Shockingly, Mr. Baker, nor anyone else from the city’s Law Department, got back to me by August 15, 2018. Even more troubling than the lack of response is that I haven’t even begun to scratch the surface with my questions regarding the JCPD’s NJDOT off-duty billing.
As for the outstanding OPRA request itself, on August 17, 2018, the Fulop Administration responded that “the City is conducting its search and two additional weeks are needed for processing your request.” I must say, that feels like a very disingenuous response given that those reports can be easily accessed via email storage and have already been partially produced (with redactions).
Below are two examples of the reports I’m seeking – the first with redactions (which were provided by the city), the second are original copies (leaked to Real Jersey City):
Regarding the redactions made by the city, I find two things alarming. One, if these reports posed a legitimate security concern – which they do not – the locations, districts and times should be redacted. The vendor is rather insignificant if there were an actual security issue.
The second thing I find alarming is that the city has already produced off-duty records with vendors included. See below for now-Provisional Deputy Chief Nicola ‘Nic’ Flora:Without going further, Mr. Baker responding to my inquiry can only do two things – quell my concerns or root out corruption.

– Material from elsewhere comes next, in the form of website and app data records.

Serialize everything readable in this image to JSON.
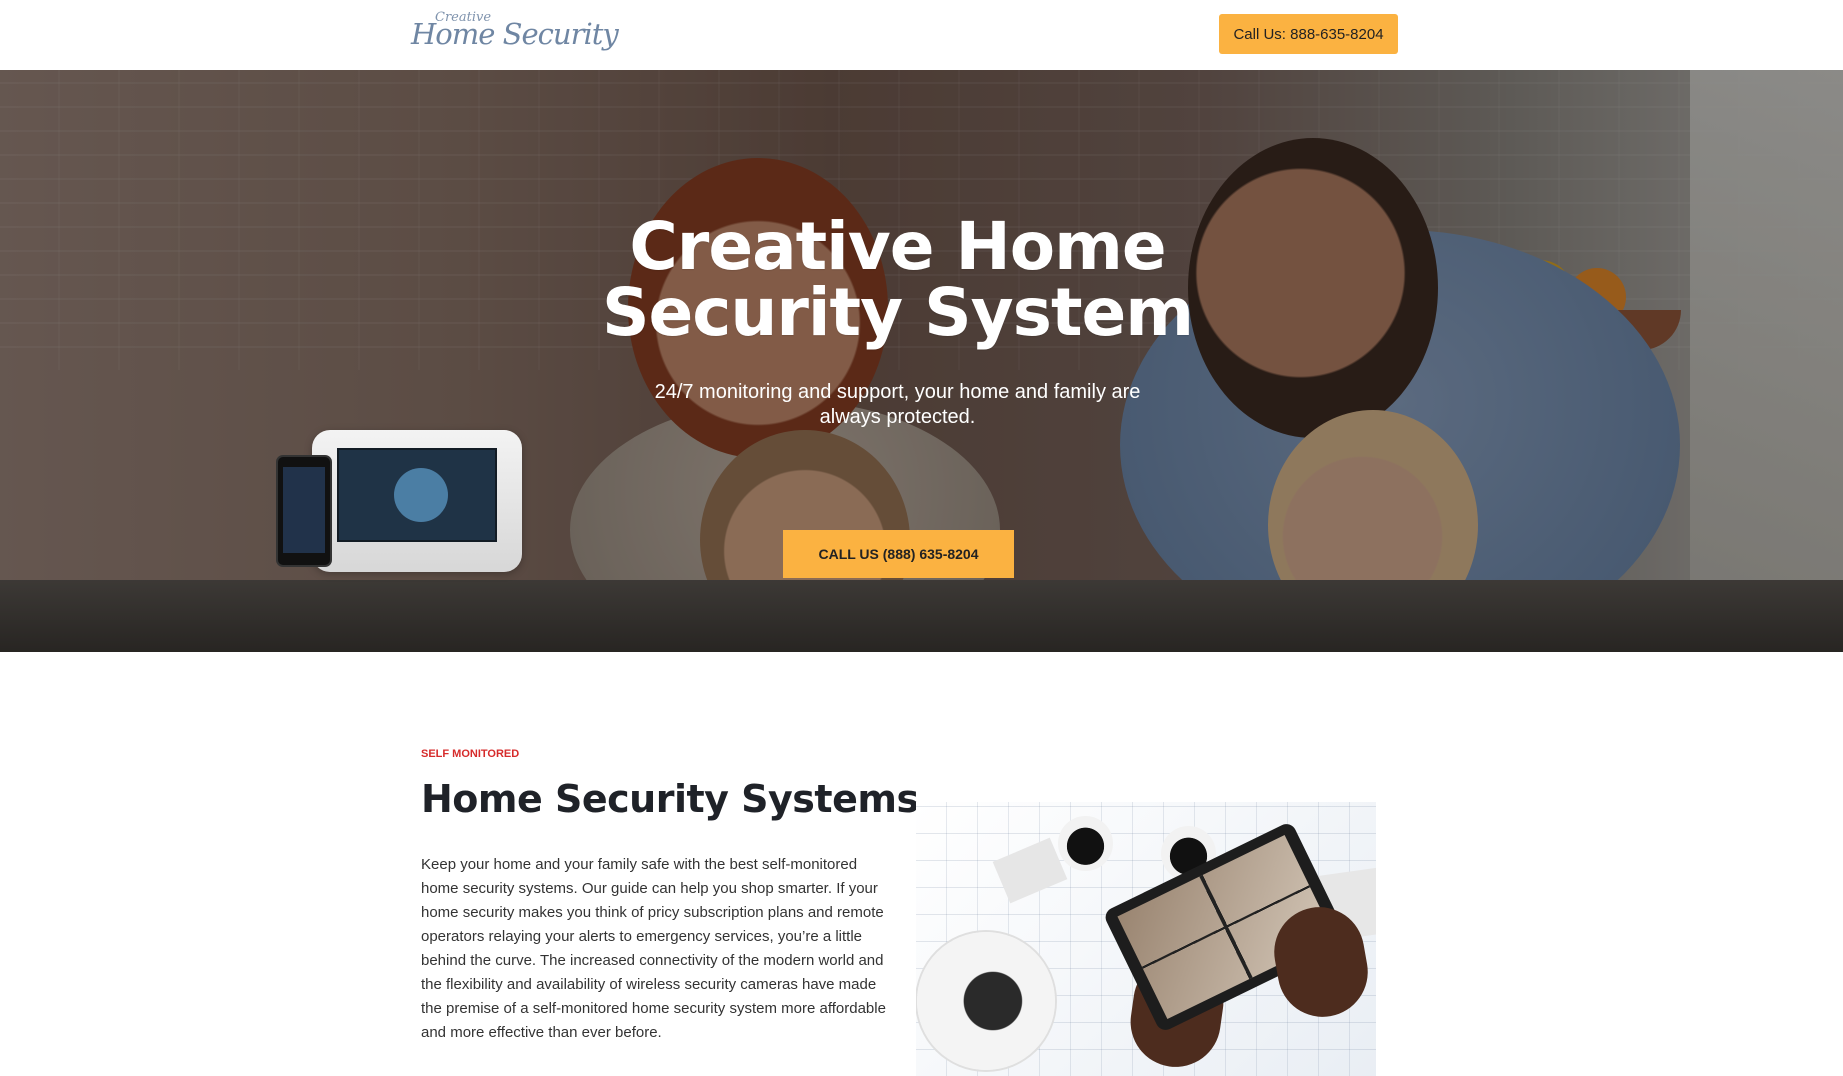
{
  "header": {
    "logo_small": "Creative",
    "logo_main": "Home Security",
    "call_button": "Call Us: 888-635-8204"
  },
  "hero": {
    "title": "Creative Home Security System",
    "subtitle": "24/7 monitoring and support, your home and family are always protected.",
    "cta_label": "CALL US (888) 635-8204"
  },
  "content": {
    "eyebrow": "SELF MONITORED",
    "title": "Home Security Systems",
    "paragraph": "Keep your home and your family safe with the best self-monitored home security systems. Our guide can help you shop smarter. If your home security makes you think of pricy subscription plans and remote operators relaying your alerts to emergency services, you’re a little behind the curve. The increased connectivity of the modern world and the flexibility and availability of wireless security cameras have made the premise of a self-monitored home security system more affordable and more effective than ever before."
  }
}
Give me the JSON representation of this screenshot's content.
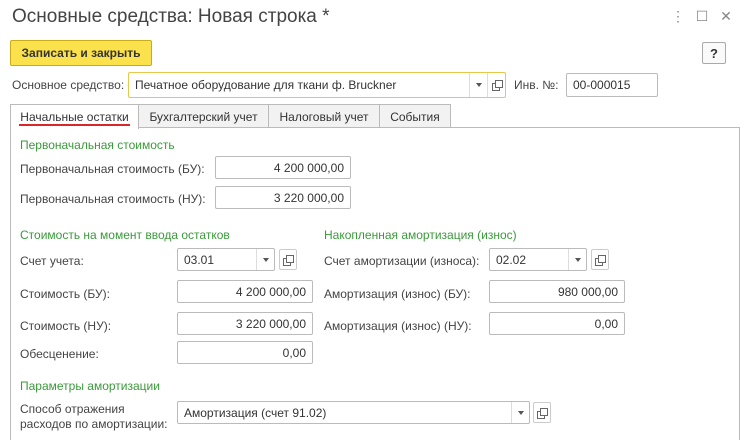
{
  "window": {
    "title": "Основные средства: Новая строка *"
  },
  "toolbar": {
    "save_close_label": "Записать и закрыть",
    "help_label": "?"
  },
  "header": {
    "asset_label": "Основное средство:",
    "asset_value": "Печатное оборудование для ткани ф. Bruckner",
    "inv_label": "Инв. №:",
    "inv_value": "00-000015"
  },
  "tabs": [
    {
      "label": "Начальные остатки",
      "active": true
    },
    {
      "label": "Бухгалтерский учет",
      "active": false
    },
    {
      "label": "Налоговый учет",
      "active": false
    },
    {
      "label": "События",
      "active": false
    }
  ],
  "initial_cost": {
    "section_title": "Первоначальная стоимость",
    "bu_label": "Первоначальная стоимость (БУ):",
    "bu_value": "4 200 000,00",
    "nu_label": "Первоначальная стоимость (НУ):",
    "nu_value": "3 220 000,00"
  },
  "balance_cost": {
    "section_title": "Стоимость на момент ввода остатков",
    "account_label": "Счет учета:",
    "account_value": "03.01",
    "cost_bu_label": "Стоимость (БУ):",
    "cost_bu_value": "4 200 000,00",
    "cost_nu_label": "Стоимость (НУ):",
    "cost_nu_value": "3 220 000,00",
    "impairment_label": "Обесценение:",
    "impairment_value": "0,00"
  },
  "depreciation": {
    "section_title": "Накопленная амортизация (износ)",
    "account_label": "Счет амортизации (износа):",
    "account_value": "02.02",
    "bu_label": "Амортизация (износ) (БУ):",
    "bu_value": "980 000,00",
    "nu_label": "Амортизация (износ) (НУ):",
    "nu_value": "0,00"
  },
  "params": {
    "section_title": "Параметры амортизации",
    "method_label_line1": "Способ отражения",
    "method_label_line2": "расходов по амортизации:",
    "method_value": "Амортизация (счет 91.02)"
  },
  "colors": {
    "accent_yellow": "#fbe14b",
    "section_green": "#3a9a3a",
    "active_tab_underline": "#d9262a"
  }
}
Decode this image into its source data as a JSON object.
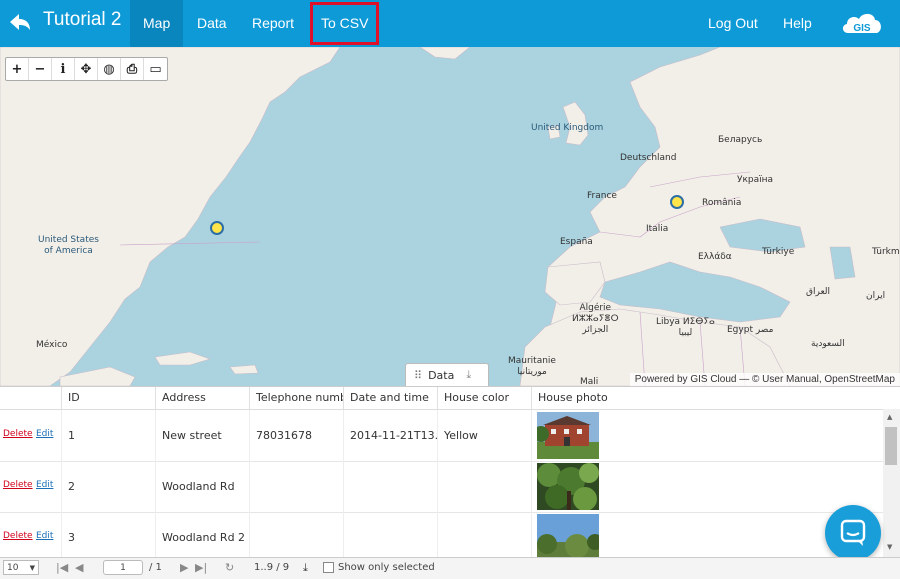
{
  "header": {
    "title": "Tutorial 2",
    "nav": [
      "Map",
      "Data",
      "Report",
      "To CSV"
    ],
    "logout": "Log Out",
    "help": "Help",
    "logo_text": "GIS"
  },
  "map": {
    "labels": {
      "uk": "United Kingdom",
      "de": "Deutschland",
      "by": "Беларусь",
      "ua": "Україна",
      "fr": "France",
      "ro": "România",
      "us": "United States\nof America",
      "es": "España",
      "it": "Italia",
      "tr": "Türkiye",
      "gr": "Ελλάδα",
      "tr2": "Türkm",
      "iq": "العراق",
      "ir": "ایران",
      "mx": "México",
      "dz": "Algérie\nⵍⵣⵣⴰⵢⴻⵔ\nالجزائر",
      "ly": "Libya ⵍⵉⴱⵢⴰ\nليبيا",
      "eg": "Egypt مصر",
      "sa": "السعودية",
      "mr": "Mauritanie\nموريتانيا",
      "ml": "Mali"
    },
    "data_tab": "Data",
    "attribution": "Powered by GIS Cloud — © User Manual, OpenStreetMap"
  },
  "grid": {
    "columns": [
      "ID",
      "Address",
      "Telephone numb",
      "Date and time",
      "House color",
      "House photo"
    ],
    "delete_label": "Delete",
    "edit_label": "Edit",
    "rows": [
      {
        "id": "1",
        "address": "New street",
        "phone": "78031678",
        "datetime": "2014-11-21T13..",
        "color": "Yellow"
      },
      {
        "id": "2",
        "address": "Woodland Rd",
        "phone": "",
        "datetime": "",
        "color": ""
      },
      {
        "id": "3",
        "address": "Woodland Rd 2",
        "phone": "",
        "datetime": "",
        "color": ""
      }
    ]
  },
  "pager": {
    "page_size": "10",
    "page_current": "1",
    "page_total": "/ 1",
    "range": "1..9 / 9",
    "show_selected": "Show only selected"
  },
  "colors": {
    "header": "#0e9ad7",
    "water": "#aad3df",
    "land": "#f2efe9",
    "marker_fill": "#ffe44a",
    "marker_stroke": "#2b6ea6",
    "delete_link": "#d0021b",
    "highlight": "#e0102a"
  }
}
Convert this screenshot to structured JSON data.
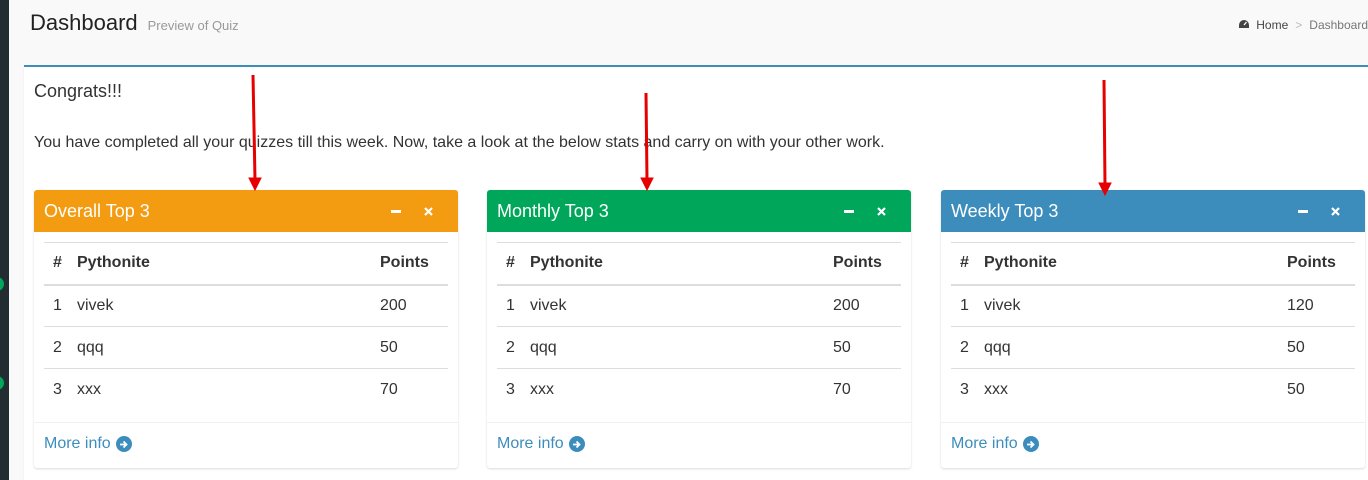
{
  "header": {
    "title": "Dashboard",
    "subtitle": "Preview of Quiz",
    "breadcrumb": {
      "home": "Home",
      "separator": ">",
      "current": "Dashboard"
    }
  },
  "main": {
    "heading": "Congrats!!!",
    "message": "You have completed all your quizzes till this week. Now, take a look at the below stats and carry on with your other work."
  },
  "panels": [
    {
      "title": "Overall Top 3",
      "color": "#f39c12",
      "columns": [
        "#",
        "Pythonite",
        "Points"
      ],
      "rows": [
        [
          "1",
          "vivek",
          "200"
        ],
        [
          "2",
          "qqq",
          "50"
        ],
        [
          "3",
          "xxx",
          "70"
        ]
      ],
      "footer_link": "More info"
    },
    {
      "title": "Monthly Top 3",
      "color": "#00a65a",
      "columns": [
        "#",
        "Pythonite",
        "Points"
      ],
      "rows": [
        [
          "1",
          "vivek",
          "200"
        ],
        [
          "2",
          "qqq",
          "50"
        ],
        [
          "3",
          "xxx",
          "70"
        ]
      ],
      "footer_link": "More info"
    },
    {
      "title": "Weekly Top 3",
      "color": "#3c8dbc",
      "columns": [
        "#",
        "Pythonite",
        "Points"
      ],
      "rows": [
        [
          "1",
          "vivek",
          "120"
        ],
        [
          "2",
          "qqq",
          "50"
        ],
        [
          "3",
          "xxx",
          "50"
        ]
      ],
      "footer_link": "More info"
    }
  ],
  "icons": {
    "collapse": "minus-icon",
    "remove": "times-icon",
    "more": "arrow-circle-right-icon",
    "breadcrumb": "dashboard-icon"
  },
  "colors": {
    "accent": "#3c8dbc",
    "annotation_arrow": "#e60000"
  }
}
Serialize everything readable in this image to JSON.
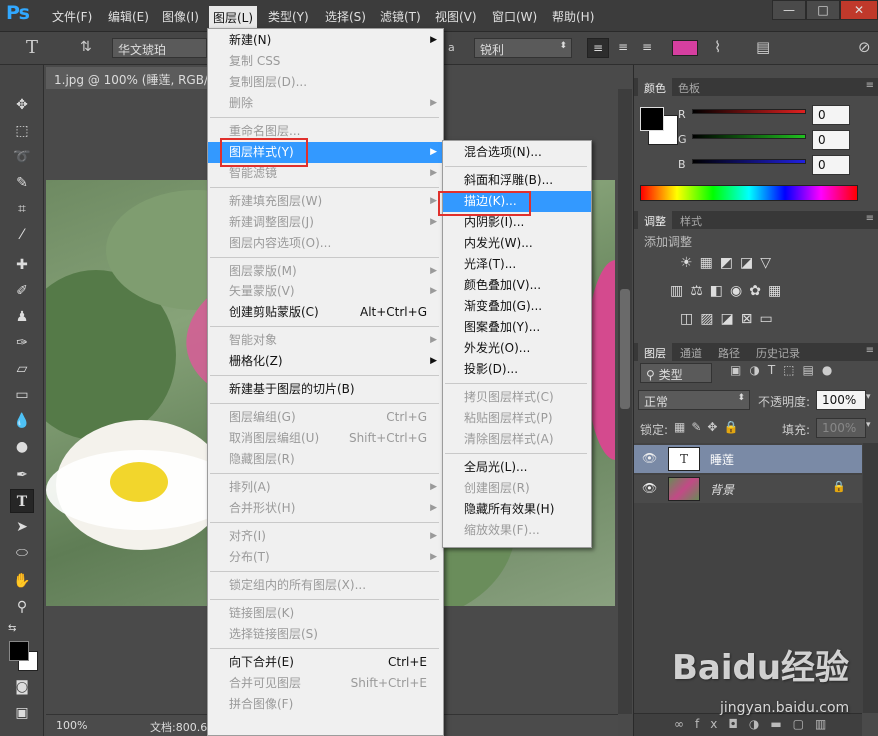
{
  "app": {
    "logo": "Ps"
  },
  "menubar": {
    "items": [
      "文件(F)",
      "编辑(E)",
      "图像(I)",
      "图层(L)",
      "类型(Y)",
      "选择(S)",
      "滤镜(T)",
      "视图(V)",
      "窗口(W)",
      "帮助(H)"
    ],
    "active": "图层(L)"
  },
  "window_controls": {
    "minimize": "—",
    "maximize": "□",
    "close": "✕"
  },
  "options": {
    "font_family": "华文琥珀",
    "antialias_prefix": "a",
    "antialias": "锐利",
    "color": "#d63fa0"
  },
  "document": {
    "tab_title": "1.jpg @ 100% (睡莲, RGB/8",
    "zoom": "100%",
    "doc_info": "文档:800.6"
  },
  "layer_menu": {
    "items": [
      {
        "label": "新建(N)",
        "sub": true
      },
      {
        "label": "复制 CSS",
        "disabled": true
      },
      {
        "label": "复制图层(D)...",
        "disabled": true
      },
      {
        "label": "删除",
        "disabled": true,
        "sub": true
      },
      {
        "sep": true
      },
      {
        "label": "重命名图层...",
        "disabled": true
      },
      {
        "label": "图层样式(Y)",
        "sub": true,
        "highlight": true
      },
      {
        "label": "智能滤镜",
        "disabled": true,
        "sub": true
      },
      {
        "sep": true
      },
      {
        "label": "新建填充图层(W)",
        "disabled": true,
        "sub": true
      },
      {
        "label": "新建调整图层(J)",
        "disabled": true,
        "sub": true
      },
      {
        "label": "图层内容选项(O)...",
        "disabled": true
      },
      {
        "sep": true
      },
      {
        "label": "图层蒙版(M)",
        "disabled": true,
        "sub": true
      },
      {
        "label": "矢量蒙版(V)",
        "disabled": true,
        "sub": true
      },
      {
        "label": "创建剪贴蒙版(C)",
        "shortcut": "Alt+Ctrl+G"
      },
      {
        "sep": true
      },
      {
        "label": "智能对象",
        "disabled": true,
        "sub": true
      },
      {
        "label": "栅格化(Z)",
        "sub": true
      },
      {
        "sep": true
      },
      {
        "label": "新建基于图层的切片(B)"
      },
      {
        "sep": true
      },
      {
        "label": "图层编组(G)",
        "disabled": true,
        "shortcut": "Ctrl+G"
      },
      {
        "label": "取消图层编组(U)",
        "disabled": true,
        "shortcut": "Shift+Ctrl+G"
      },
      {
        "label": "隐藏图层(R)",
        "disabled": true
      },
      {
        "sep": true
      },
      {
        "label": "排列(A)",
        "disabled": true,
        "sub": true
      },
      {
        "label": "合并形状(H)",
        "disabled": true,
        "sub": true
      },
      {
        "sep": true
      },
      {
        "label": "对齐(I)",
        "disabled": true,
        "sub": true
      },
      {
        "label": "分布(T)",
        "disabled": true,
        "sub": true
      },
      {
        "sep": true
      },
      {
        "label": "锁定组内的所有图层(X)...",
        "disabled": true
      },
      {
        "sep": true
      },
      {
        "label": "链接图层(K)",
        "disabled": true
      },
      {
        "label": "选择链接图层(S)",
        "disabled": true
      },
      {
        "sep": true
      },
      {
        "label": "向下合并(E)",
        "shortcut": "Ctrl+E"
      },
      {
        "label": "合并可见图层",
        "disabled": true,
        "shortcut": "Shift+Ctrl+E"
      },
      {
        "label": "拼合图像(F)",
        "disabled": true
      }
    ]
  },
  "style_submenu": {
    "items": [
      {
        "label": "混合选项(N)..."
      },
      {
        "sep": true
      },
      {
        "label": "斜面和浮雕(B)..."
      },
      {
        "label": "描边(K)...",
        "highlight": true
      },
      {
        "label": "内阴影(I)..."
      },
      {
        "label": "内发光(W)..."
      },
      {
        "label": "光泽(T)..."
      },
      {
        "label": "颜色叠加(V)..."
      },
      {
        "label": "渐变叠加(G)..."
      },
      {
        "label": "图案叠加(Y)..."
      },
      {
        "label": "外发光(O)..."
      },
      {
        "label": "投影(D)..."
      },
      {
        "sep": true
      },
      {
        "label": "拷贝图层样式(C)",
        "disabled": true
      },
      {
        "label": "粘贴图层样式(P)",
        "disabled": true
      },
      {
        "label": "清除图层样式(A)",
        "disabled": true
      },
      {
        "sep": true
      },
      {
        "label": "全局光(L)..."
      },
      {
        "label": "创建图层(R)",
        "disabled": true
      },
      {
        "label": "隐藏所有效果(H)"
      },
      {
        "label": "缩放效果(F)...",
        "disabled": true
      }
    ]
  },
  "color_panel": {
    "tabs": [
      "颜色",
      "色板"
    ],
    "channels": [
      {
        "name": "R",
        "value": "0",
        "color": "#e02020"
      },
      {
        "name": "G",
        "value": "0",
        "color": "#20c020"
      },
      {
        "name": "B",
        "value": "0",
        "color": "#2020e0"
      }
    ]
  },
  "adjust_panel": {
    "tabs": [
      "调整",
      "样式"
    ],
    "title": "添加调整"
  },
  "layers_panel": {
    "tabs": [
      "图层",
      "通道",
      "路径",
      "历史记录"
    ],
    "filter": "类型",
    "blend_mode": "正常",
    "opacity_label": "不透明度:",
    "opacity": "100%",
    "lock_label": "锁定:",
    "fill_label": "填充:",
    "fill": "100%",
    "layers": [
      {
        "name": "睡莲",
        "type": "text",
        "thumb": "T",
        "selected": true
      },
      {
        "name": "背景",
        "type": "image",
        "locked": true
      }
    ]
  },
  "watermark": {
    "brand": "Baidu经验",
    "url": "jingyan.baidu.com"
  }
}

In the same breath, I don’t have time to wait for a response I’m never going to get.
In short, the hours aren’t adding up and days are running out for me to publish some of my findings.
It’s my hope this piece spurs the Murphy Administration to produce invoices I already have, plus any other relevant documents. More importantly, it’s my hope the Fulop Administration also produces documents I already have, plus a full response to the email I sent Mr. Baker.
Yet, given the “ignore” policy instituted by Director Shea, I’m not overly optimistic that I’ll be receiving a meaningful response by the end of the week.
I appreciate that @JC_Gov Public Safety Director James Shea is getting straight to the point, but, for the record, I do write very polite emails to @KimWallaceJC. #JerseyCity pic.twitter.com/VWTJKPs0gf
— Real Jersey City (@RealJerseyCity) March 4, 2018